**Activity**
Where in the records does the word "title" occur? Copy each line in which it does.

================================

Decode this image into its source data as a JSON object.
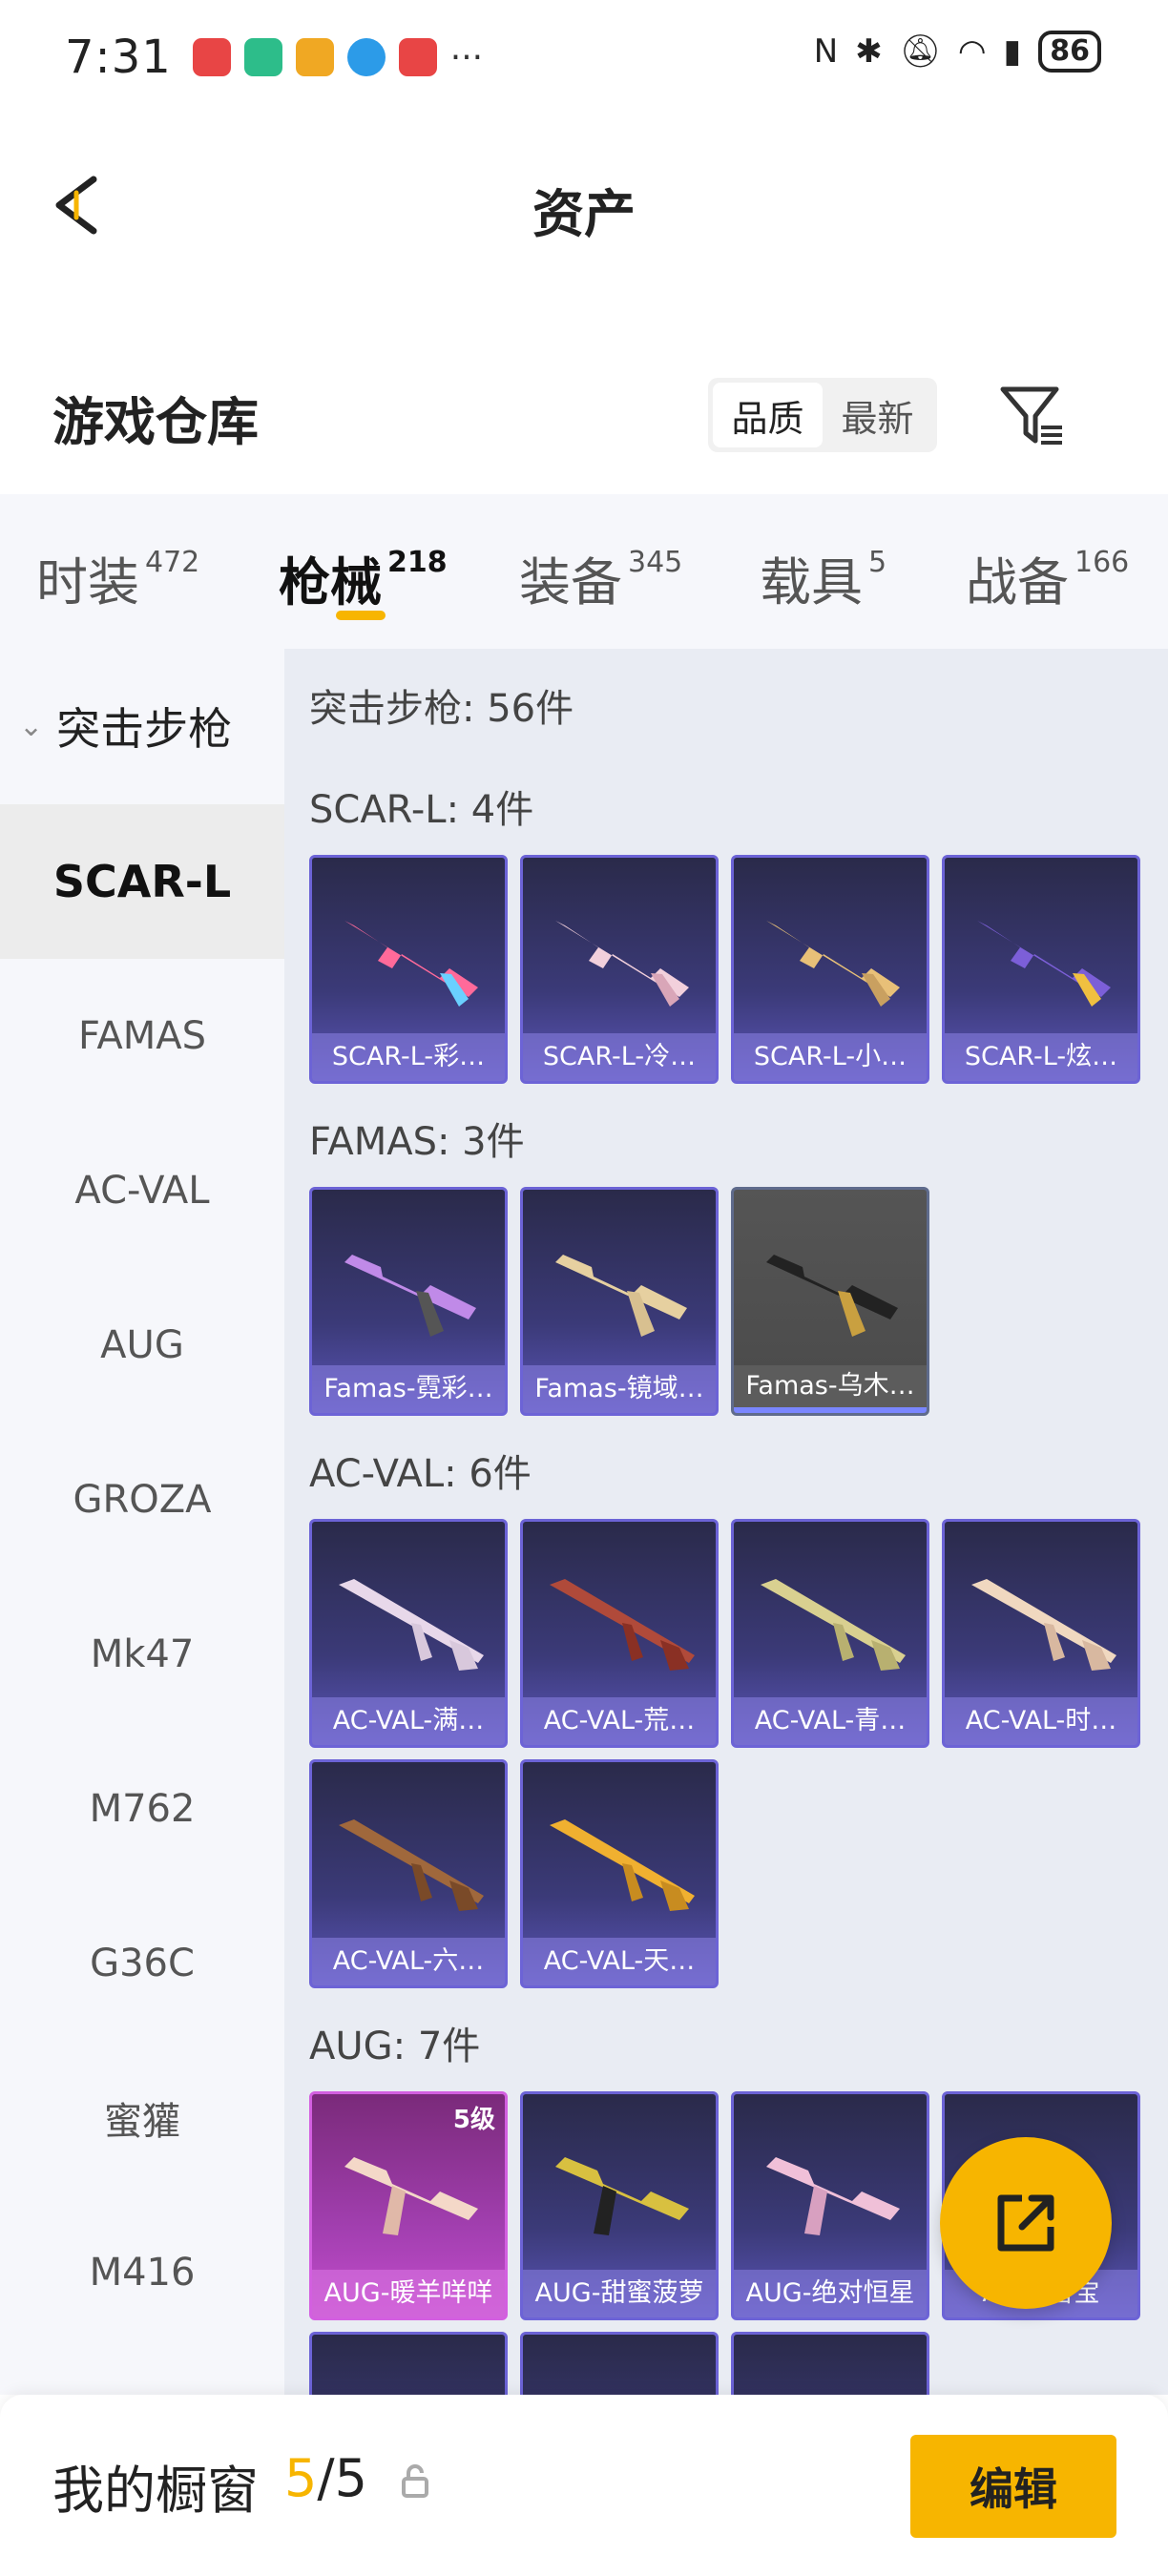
{
  "status": {
    "time": "7:31",
    "more": "···",
    "battery": "86",
    "app_colors": [
      "#e84545",
      "#2dbd8a",
      "#f0a823",
      "#2c9be8",
      "#e84545"
    ]
  },
  "nav": {
    "title": "资产"
  },
  "warehouse": {
    "title": "游戏仓库",
    "sort_options": [
      "品质",
      "最新"
    ],
    "active_sort": "品质"
  },
  "tabs": [
    {
      "label": "时装",
      "count": "472"
    },
    {
      "label": "枪械",
      "count": "218"
    },
    {
      "label": "装备",
      "count": "345"
    },
    {
      "label": "载具",
      "count": "5"
    },
    {
      "label": "战备",
      "count": "166"
    }
  ],
  "sidebar": {
    "group": "突击步枪",
    "items": [
      "SCAR-L",
      "FAMAS",
      "AC-VAL",
      "AUG",
      "GROZA",
      "Mk47",
      "M762",
      "G36C",
      "蜜獾",
      "M416"
    ]
  },
  "content": {
    "total": "突击步枪: 56件",
    "sections": [
      {
        "title": "SCAR-L: 4件",
        "items": [
          "SCAR-L-彩…",
          "SCAR-L-冷…",
          "SCAR-L-小…",
          "SCAR-L-炫…"
        ]
      },
      {
        "title": "FAMAS: 3件",
        "items": [
          "Famas-霓彩…",
          "Famas-镜域…",
          "Famas-乌木…"
        ]
      },
      {
        "title": "AC-VAL: 6件",
        "items": [
          "AC-VAL-满…",
          "AC-VAL-荒…",
          "AC-VAL-青…",
          "AC-VAL-时…",
          "AC-VAL-六…",
          "AC-VAL-天…"
        ]
      },
      {
        "title": "AUG: 7件",
        "items": [
          "AUG-暖羊咩咩",
          "AUG-甜蜜菠萝",
          "AUG-绝对恒星",
          "AUG-雪宝"
        ],
        "level": "5级"
      }
    ]
  },
  "showcase": {
    "title": "我的橱窗",
    "current": "5",
    "separator": "/",
    "total": "5",
    "edit_label": "编辑"
  },
  "colors": {
    "accent": "#f7b500",
    "card_purple": "#3b3a78",
    "card_pink": "#a23fb0"
  }
}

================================

**Response to the exercise**
    "title": "资产"
    "title": "游戏仓库",
        "title": "SCAR-L: 4件",
        "title": "FAMAS: 3件",
        "title": "AC-VAL: 6件",
        "title": "AUG: 7件",
    "title": "我的橱窗",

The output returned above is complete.